App and web page records

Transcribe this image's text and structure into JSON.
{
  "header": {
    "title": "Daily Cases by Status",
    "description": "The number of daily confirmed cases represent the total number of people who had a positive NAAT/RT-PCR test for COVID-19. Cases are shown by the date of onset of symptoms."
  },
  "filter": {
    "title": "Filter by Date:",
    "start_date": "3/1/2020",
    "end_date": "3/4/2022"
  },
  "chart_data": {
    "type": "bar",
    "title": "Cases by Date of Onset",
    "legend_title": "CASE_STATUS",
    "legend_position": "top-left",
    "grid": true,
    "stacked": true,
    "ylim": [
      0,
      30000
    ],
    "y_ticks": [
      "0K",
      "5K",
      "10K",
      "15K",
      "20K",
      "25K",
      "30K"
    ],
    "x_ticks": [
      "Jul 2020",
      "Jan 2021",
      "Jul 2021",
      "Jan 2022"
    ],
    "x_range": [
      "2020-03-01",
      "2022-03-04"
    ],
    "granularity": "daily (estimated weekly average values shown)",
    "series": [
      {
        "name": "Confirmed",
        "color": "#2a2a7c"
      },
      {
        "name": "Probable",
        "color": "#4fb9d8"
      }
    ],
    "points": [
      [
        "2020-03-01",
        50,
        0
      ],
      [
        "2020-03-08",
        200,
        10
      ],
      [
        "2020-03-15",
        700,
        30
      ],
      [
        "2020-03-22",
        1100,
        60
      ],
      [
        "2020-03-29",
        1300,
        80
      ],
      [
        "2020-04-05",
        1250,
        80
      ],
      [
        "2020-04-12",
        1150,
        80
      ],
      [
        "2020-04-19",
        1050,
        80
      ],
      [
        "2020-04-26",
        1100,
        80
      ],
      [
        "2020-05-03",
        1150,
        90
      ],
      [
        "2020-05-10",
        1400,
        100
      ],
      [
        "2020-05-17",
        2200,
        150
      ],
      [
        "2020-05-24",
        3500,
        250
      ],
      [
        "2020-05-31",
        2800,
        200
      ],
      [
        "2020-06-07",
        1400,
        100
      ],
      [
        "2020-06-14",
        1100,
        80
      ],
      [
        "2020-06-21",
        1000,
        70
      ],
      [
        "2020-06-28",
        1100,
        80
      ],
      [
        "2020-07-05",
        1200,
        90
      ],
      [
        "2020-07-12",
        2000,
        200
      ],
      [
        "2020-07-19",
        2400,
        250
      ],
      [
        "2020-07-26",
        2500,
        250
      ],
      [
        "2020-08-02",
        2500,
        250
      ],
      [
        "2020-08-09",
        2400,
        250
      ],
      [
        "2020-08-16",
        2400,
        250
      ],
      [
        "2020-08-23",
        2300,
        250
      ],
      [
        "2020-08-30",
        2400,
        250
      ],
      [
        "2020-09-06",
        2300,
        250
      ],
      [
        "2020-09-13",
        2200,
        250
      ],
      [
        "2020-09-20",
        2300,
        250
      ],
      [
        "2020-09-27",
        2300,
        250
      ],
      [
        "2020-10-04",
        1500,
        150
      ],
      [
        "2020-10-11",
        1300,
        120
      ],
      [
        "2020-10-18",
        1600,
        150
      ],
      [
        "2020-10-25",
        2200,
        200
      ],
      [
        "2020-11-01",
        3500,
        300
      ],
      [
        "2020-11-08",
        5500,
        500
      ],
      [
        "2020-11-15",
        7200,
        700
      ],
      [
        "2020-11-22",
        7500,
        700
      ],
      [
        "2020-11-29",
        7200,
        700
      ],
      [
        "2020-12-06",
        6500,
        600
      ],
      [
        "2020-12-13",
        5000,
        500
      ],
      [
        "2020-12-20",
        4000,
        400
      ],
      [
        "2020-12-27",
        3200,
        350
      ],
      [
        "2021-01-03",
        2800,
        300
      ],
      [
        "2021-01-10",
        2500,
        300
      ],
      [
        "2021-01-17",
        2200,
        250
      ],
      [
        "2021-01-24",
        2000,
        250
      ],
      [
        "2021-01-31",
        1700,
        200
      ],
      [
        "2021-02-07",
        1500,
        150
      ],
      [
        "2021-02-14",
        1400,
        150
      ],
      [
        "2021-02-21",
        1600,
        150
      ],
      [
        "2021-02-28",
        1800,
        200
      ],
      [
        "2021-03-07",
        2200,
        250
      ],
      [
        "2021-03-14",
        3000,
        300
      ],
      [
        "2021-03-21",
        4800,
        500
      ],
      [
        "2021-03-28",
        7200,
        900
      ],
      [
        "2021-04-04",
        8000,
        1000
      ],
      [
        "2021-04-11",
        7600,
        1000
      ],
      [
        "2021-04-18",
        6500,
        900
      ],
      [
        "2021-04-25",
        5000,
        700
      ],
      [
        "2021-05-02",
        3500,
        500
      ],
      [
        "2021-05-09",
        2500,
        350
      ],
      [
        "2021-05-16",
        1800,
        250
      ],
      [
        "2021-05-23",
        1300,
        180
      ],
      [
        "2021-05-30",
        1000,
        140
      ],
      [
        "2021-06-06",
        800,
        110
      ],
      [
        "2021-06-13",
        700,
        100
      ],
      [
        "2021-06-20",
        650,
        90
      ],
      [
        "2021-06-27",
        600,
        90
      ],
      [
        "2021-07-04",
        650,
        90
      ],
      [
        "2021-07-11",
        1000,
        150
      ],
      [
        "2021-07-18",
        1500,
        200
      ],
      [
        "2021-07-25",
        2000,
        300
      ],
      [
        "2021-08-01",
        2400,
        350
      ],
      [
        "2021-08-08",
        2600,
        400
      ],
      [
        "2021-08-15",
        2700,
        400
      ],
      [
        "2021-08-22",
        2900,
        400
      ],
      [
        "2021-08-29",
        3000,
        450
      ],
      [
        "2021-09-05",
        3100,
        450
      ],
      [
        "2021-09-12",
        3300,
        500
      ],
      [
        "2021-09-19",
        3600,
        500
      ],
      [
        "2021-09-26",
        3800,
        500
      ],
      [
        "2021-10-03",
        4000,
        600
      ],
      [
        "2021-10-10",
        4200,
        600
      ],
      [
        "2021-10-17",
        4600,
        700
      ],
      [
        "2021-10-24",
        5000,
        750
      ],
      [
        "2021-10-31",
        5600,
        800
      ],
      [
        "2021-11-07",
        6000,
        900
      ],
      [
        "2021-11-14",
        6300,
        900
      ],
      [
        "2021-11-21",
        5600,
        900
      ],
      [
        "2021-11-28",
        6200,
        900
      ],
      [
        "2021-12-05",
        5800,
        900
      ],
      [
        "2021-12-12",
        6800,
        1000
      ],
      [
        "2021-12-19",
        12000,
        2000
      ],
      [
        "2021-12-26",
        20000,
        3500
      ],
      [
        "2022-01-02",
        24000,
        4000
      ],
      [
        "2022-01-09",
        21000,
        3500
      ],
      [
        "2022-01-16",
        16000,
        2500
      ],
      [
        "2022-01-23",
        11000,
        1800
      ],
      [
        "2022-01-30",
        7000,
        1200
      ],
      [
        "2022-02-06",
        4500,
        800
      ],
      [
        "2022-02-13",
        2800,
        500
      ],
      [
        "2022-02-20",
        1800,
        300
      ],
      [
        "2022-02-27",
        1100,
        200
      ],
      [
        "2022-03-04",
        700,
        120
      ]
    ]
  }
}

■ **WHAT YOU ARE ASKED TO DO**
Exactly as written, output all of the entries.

■ **TASK RESPONSE**
Transcribe this image's text and structure into JSON.
{
  "header": {
    "title": "Daily Cases by Status",
    "description": "The number of daily confirmed cases represent the total number of people who had a positive NAAT/RT-PCR test for COVID-19. Cases are shown by the date of onset of symptoms."
  },
  "filter": {
    "title": "Filter by Date:",
    "start_date": "3/1/2020",
    "end_date": "3/4/2022"
  },
  "chart_data": {
    "type": "bar",
    "title": "Cases by Date of Onset",
    "legend_title": "CASE_STATUS",
    "legend_position": "top-left",
    "grid": true,
    "stacked": true,
    "ylim": [
      0,
      30000
    ],
    "y_ticks": [
      "0K",
      "5K",
      "10K",
      "15K",
      "20K",
      "25K",
      "30K"
    ],
    "x_ticks": [
      "Jul 2020",
      "Jan 2021",
      "Jul 2021",
      "Jan 2022"
    ],
    "x_range": [
      "2020-03-01",
      "2022-03-04"
    ],
    "granularity": "daily (estimated weekly average values shown)",
    "series": [
      {
        "name": "Confirmed",
        "color": "#2a2a7c"
      },
      {
        "name": "Probable",
        "color": "#4fb9d8"
      }
    ],
    "points": [
      [
        "2020-03-01",
        50,
        0
      ],
      [
        "2020-03-08",
        200,
        10
      ],
      [
        "2020-03-15",
        700,
        30
      ],
      [
        "2020-03-22",
        1100,
        60
      ],
      [
        "2020-03-29",
        1300,
        80
      ],
      [
        "2020-04-05",
        1250,
        80
      ],
      [
        "2020-04-12",
        1150,
        80
      ],
      [
        "2020-04-19",
        1050,
        80
      ],
      [
        "2020-04-26",
        1100,
        80
      ],
      [
        "2020-05-03",
        1150,
        90
      ],
      [
        "2020-05-10",
        1400,
        100
      ],
      [
        "2020-05-17",
        2200,
        150
      ],
      [
        "2020-05-24",
        3500,
        250
      ],
      [
        "2020-05-31",
        2800,
        200
      ],
      [
        "2020-06-07",
        1400,
        100
      ],
      [
        "2020-06-14",
        1100,
        80
      ],
      [
        "2020-06-21",
        1000,
        70
      ],
      [
        "2020-06-28",
        1100,
        80
      ],
      [
        "2020-07-05",
        1200,
        90
      ],
      [
        "2020-07-12",
        2000,
        200
      ],
      [
        "2020-07-19",
        2400,
        250
      ],
      [
        "2020-07-26",
        2500,
        250
      ],
      [
        "2020-08-02",
        2500,
        250
      ],
      [
        "2020-08-09",
        2400,
        250
      ],
      [
        "2020-08-16",
        2400,
        250
      ],
      [
        "2020-08-23",
        2300,
        250
      ],
      [
        "2020-08-30",
        2400,
        250
      ],
      [
        "2020-09-06",
        2300,
        250
      ],
      [
        "2020-09-13",
        2200,
        250
      ],
      [
        "2020-09-20",
        2300,
        250
      ],
      [
        "2020-09-27",
        2300,
        250
      ],
      [
        "2020-10-04",
        1500,
        150
      ],
      [
        "2020-10-11",
        1300,
        120
      ],
      [
        "2020-10-18",
        1600,
        150
      ],
      [
        "2020-10-25",
        2200,
        200
      ],
      [
        "2020-11-01",
        3500,
        300
      ],
      [
        "2020-11-08",
        5500,
        500
      ],
      [
        "2020-11-15",
        7200,
        700
      ],
      [
        "2020-11-22",
        7500,
        700
      ],
      [
        "2020-11-29",
        7200,
        700
      ],
      [
        "2020-12-06",
        6500,
        600
      ],
      [
        "2020-12-13",
        5000,
        500
      ],
      [
        "2020-12-20",
        4000,
        400
      ],
      [
        "2020-12-27",
        3200,
        350
      ],
      [
        "2021-01-03",
        2800,
        300
      ],
      [
        "2021-01-10",
        2500,
        300
      ],
      [
        "2021-01-17",
        2200,
        250
      ],
      [
        "2021-01-24",
        2000,
        250
      ],
      [
        "2021-01-31",
        1700,
        200
      ],
      [
        "2021-02-07",
        1500,
        150
      ],
      [
        "2021-02-14",
        1400,
        150
      ],
      [
        "2021-02-21",
        1600,
        150
      ],
      [
        "2021-02-28",
        1800,
        200
      ],
      [
        "2021-03-07",
        2200,
        250
      ],
      [
        "2021-03-14",
        3000,
        300
      ],
      [
        "2021-03-21",
        4800,
        500
      ],
      [
        "2021-03-28",
        7200,
        900
      ],
      [
        "2021-04-04",
        8000,
        1000
      ],
      [
        "2021-04-11",
        7600,
        1000
      ],
      [
        "2021-04-18",
        6500,
        900
      ],
      [
        "2021-04-25",
        5000,
        700
      ],
      [
        "2021-05-02",
        3500,
        500
      ],
      [
        "2021-05-09",
        2500,
        350
      ],
      [
        "2021-05-16",
        1800,
        250
      ],
      [
        "2021-05-23",
        1300,
        180
      ],
      [
        "2021-05-30",
        1000,
        140
      ],
      [
        "2021-06-06",
        800,
        110
      ],
      [
        "2021-06-13",
        700,
        100
      ],
      [
        "2021-06-20",
        650,
        90
      ],
      [
        "2021-06-27",
        600,
        90
      ],
      [
        "2021-07-04",
        650,
        90
      ],
      [
        "2021-07-11",
        1000,
        150
      ],
      [
        "2021-07-18",
        1500,
        200
      ],
      [
        "2021-07-25",
        2000,
        300
      ],
      [
        "2021-08-01",
        2400,
        350
      ],
      [
        "2021-08-08",
        2600,
        400
      ],
      [
        "2021-08-15",
        2700,
        400
      ],
      [
        "2021-08-22",
        2900,
        400
      ],
      [
        "2021-08-29",
        3000,
        450
      ],
      [
        "2021-09-05",
        3100,
        450
      ],
      [
        "2021-09-12",
        3300,
        500
      ],
      [
        "2021-09-19",
        3600,
        500
      ],
      [
        "2021-09-26",
        3800,
        500
      ],
      [
        "2021-10-03",
        4000,
        600
      ],
      [
        "2021-10-10",
        4200,
        600
      ],
      [
        "2021-10-17",
        4600,
        700
      ],
      [
        "2021-10-24",
        5000,
        750
      ],
      [
        "2021-10-31",
        5600,
        800
      ],
      [
        "2021-11-07",
        6000,
        900
      ],
      [
        "2021-11-14",
        6300,
        900
      ],
      [
        "2021-11-21",
        5600,
        900
      ],
      [
        "2021-11-28",
        6200,
        900
      ],
      [
        "2021-12-05",
        5800,
        900
      ],
      [
        "2021-12-12",
        6800,
        1000
      ],
      [
        "2021-12-19",
        12000,
        2000
      ],
      [
        "2021-12-26",
        20000,
        3500
      ],
      [
        "2022-01-02",
        24000,
        4000
      ],
      [
        "2022-01-09",
        21000,
        3500
      ],
      [
        "2022-01-16",
        16000,
        2500
      ],
      [
        "2022-01-23",
        11000,
        1800
      ],
      [
        "2022-01-30",
        7000,
        1200
      ],
      [
        "2022-02-06",
        4500,
        800
      ],
      [
        "2022-02-13",
        2800,
        500
      ],
      [
        "2022-02-20",
        1800,
        300
      ],
      [
        "2022-02-27",
        1100,
        200
      ],
      [
        "2022-03-04",
        700,
        120
      ]
    ]
  }
}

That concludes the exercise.